--- Work to complete ---
Search the entries for lines that contain the word "data", and report each one found.

Segment Open

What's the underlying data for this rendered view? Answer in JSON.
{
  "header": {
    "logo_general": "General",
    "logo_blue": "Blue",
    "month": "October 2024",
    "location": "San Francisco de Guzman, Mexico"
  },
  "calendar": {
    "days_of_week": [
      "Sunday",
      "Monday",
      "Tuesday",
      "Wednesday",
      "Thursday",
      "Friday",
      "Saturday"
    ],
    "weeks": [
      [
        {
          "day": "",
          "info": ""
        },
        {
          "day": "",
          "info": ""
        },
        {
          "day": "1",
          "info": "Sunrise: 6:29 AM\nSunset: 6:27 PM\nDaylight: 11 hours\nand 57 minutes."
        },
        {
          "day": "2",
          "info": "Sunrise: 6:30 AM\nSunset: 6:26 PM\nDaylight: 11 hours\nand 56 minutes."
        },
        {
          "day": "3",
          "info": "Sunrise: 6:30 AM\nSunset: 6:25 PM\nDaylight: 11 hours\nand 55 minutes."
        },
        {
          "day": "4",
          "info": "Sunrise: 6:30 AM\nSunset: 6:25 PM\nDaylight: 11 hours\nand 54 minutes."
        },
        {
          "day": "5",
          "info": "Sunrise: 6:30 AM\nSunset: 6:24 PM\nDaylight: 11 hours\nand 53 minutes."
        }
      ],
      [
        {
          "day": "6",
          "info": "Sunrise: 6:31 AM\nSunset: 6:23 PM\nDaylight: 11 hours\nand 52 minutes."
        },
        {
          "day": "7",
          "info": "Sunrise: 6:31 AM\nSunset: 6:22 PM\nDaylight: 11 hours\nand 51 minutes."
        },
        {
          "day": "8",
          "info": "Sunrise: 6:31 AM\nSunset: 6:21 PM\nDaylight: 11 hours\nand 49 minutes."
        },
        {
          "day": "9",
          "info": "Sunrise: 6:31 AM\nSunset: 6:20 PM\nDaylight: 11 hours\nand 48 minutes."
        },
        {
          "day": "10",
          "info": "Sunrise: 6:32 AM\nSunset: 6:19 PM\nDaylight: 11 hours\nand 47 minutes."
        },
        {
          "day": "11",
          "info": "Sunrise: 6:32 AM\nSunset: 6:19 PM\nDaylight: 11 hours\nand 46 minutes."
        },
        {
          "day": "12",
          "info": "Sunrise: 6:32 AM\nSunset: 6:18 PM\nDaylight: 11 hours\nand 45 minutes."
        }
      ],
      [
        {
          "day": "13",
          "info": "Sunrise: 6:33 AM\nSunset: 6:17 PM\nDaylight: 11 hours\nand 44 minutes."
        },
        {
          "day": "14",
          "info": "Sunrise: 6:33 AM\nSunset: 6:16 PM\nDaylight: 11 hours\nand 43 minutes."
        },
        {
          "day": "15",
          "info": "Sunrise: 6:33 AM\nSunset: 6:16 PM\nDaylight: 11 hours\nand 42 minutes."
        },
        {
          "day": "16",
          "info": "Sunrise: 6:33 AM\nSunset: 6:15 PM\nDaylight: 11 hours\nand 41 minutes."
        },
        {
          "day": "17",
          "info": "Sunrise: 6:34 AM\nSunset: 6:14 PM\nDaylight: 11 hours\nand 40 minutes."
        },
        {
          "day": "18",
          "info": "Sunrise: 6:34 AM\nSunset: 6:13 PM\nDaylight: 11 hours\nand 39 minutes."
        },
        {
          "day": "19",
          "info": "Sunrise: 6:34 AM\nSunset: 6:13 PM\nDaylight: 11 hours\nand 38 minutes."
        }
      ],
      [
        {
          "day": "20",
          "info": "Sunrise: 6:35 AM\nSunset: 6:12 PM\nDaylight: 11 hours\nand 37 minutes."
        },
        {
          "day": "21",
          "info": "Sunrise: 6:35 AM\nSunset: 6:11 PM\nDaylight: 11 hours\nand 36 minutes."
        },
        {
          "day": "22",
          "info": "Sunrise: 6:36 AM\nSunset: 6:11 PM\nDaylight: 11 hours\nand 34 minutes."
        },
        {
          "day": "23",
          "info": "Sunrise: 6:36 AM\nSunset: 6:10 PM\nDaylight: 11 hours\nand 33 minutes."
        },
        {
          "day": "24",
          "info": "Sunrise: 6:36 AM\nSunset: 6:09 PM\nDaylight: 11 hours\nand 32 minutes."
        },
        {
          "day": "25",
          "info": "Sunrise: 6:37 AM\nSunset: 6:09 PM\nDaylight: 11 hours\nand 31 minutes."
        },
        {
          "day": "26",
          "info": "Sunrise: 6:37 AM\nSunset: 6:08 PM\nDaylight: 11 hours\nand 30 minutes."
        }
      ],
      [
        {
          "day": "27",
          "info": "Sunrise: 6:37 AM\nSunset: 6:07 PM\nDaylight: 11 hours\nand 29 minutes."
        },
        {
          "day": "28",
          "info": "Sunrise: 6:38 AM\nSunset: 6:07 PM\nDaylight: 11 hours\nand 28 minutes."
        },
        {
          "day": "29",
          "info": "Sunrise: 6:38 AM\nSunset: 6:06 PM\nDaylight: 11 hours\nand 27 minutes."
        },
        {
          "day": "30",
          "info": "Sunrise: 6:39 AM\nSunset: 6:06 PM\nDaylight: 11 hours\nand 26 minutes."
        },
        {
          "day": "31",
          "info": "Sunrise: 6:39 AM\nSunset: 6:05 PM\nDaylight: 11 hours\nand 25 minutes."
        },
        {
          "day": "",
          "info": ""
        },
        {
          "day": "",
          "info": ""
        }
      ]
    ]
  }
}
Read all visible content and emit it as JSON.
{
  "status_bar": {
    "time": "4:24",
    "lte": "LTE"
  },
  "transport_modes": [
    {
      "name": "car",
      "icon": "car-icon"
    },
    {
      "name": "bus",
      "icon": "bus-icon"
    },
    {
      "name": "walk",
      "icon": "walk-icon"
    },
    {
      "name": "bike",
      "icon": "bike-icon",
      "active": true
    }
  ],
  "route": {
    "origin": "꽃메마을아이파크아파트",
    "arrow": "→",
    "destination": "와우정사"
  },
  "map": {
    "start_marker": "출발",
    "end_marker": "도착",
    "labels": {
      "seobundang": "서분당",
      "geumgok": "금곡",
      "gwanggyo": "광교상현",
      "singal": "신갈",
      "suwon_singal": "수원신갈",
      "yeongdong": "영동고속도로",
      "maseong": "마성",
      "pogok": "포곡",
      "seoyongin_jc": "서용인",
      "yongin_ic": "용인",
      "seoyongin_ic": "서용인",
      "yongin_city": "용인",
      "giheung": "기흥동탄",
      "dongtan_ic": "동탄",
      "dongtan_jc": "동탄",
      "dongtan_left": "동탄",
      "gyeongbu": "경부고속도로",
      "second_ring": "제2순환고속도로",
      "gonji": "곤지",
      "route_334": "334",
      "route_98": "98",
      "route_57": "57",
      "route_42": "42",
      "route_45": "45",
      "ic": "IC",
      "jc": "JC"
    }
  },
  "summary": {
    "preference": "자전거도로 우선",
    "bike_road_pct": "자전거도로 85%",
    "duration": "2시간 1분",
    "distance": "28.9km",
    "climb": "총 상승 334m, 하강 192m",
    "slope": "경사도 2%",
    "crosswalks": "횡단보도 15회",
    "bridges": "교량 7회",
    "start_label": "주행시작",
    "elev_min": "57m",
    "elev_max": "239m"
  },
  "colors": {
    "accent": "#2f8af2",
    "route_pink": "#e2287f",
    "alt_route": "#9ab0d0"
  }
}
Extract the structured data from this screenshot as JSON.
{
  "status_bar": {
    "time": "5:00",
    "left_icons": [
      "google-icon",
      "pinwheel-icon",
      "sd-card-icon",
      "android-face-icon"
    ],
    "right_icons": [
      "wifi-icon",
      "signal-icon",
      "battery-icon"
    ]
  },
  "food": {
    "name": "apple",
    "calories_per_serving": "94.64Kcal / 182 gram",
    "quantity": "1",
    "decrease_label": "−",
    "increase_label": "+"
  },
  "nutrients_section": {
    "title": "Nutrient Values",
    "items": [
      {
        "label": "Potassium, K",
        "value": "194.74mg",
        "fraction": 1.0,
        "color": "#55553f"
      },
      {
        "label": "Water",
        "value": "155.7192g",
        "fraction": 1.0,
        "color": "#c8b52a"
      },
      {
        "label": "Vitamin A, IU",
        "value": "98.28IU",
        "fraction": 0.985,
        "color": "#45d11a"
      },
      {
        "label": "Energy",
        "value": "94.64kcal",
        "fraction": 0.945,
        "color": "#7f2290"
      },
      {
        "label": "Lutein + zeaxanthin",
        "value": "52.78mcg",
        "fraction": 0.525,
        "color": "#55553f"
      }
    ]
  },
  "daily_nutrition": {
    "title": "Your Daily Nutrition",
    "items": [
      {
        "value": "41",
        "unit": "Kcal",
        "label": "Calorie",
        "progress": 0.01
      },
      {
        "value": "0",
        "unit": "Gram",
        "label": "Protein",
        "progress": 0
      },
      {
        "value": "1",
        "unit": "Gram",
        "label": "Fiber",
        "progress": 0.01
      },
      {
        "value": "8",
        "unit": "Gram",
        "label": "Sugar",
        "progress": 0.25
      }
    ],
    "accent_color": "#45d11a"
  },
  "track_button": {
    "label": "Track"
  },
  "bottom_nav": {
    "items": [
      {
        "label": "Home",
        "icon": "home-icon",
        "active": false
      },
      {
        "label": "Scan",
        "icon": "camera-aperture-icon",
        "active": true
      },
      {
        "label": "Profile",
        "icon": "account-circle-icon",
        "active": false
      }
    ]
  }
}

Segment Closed

--- Task solution ---
What's the underlying data for this rendered view? Answer in JSON.
Extract the structured data from this screenshot as JSON.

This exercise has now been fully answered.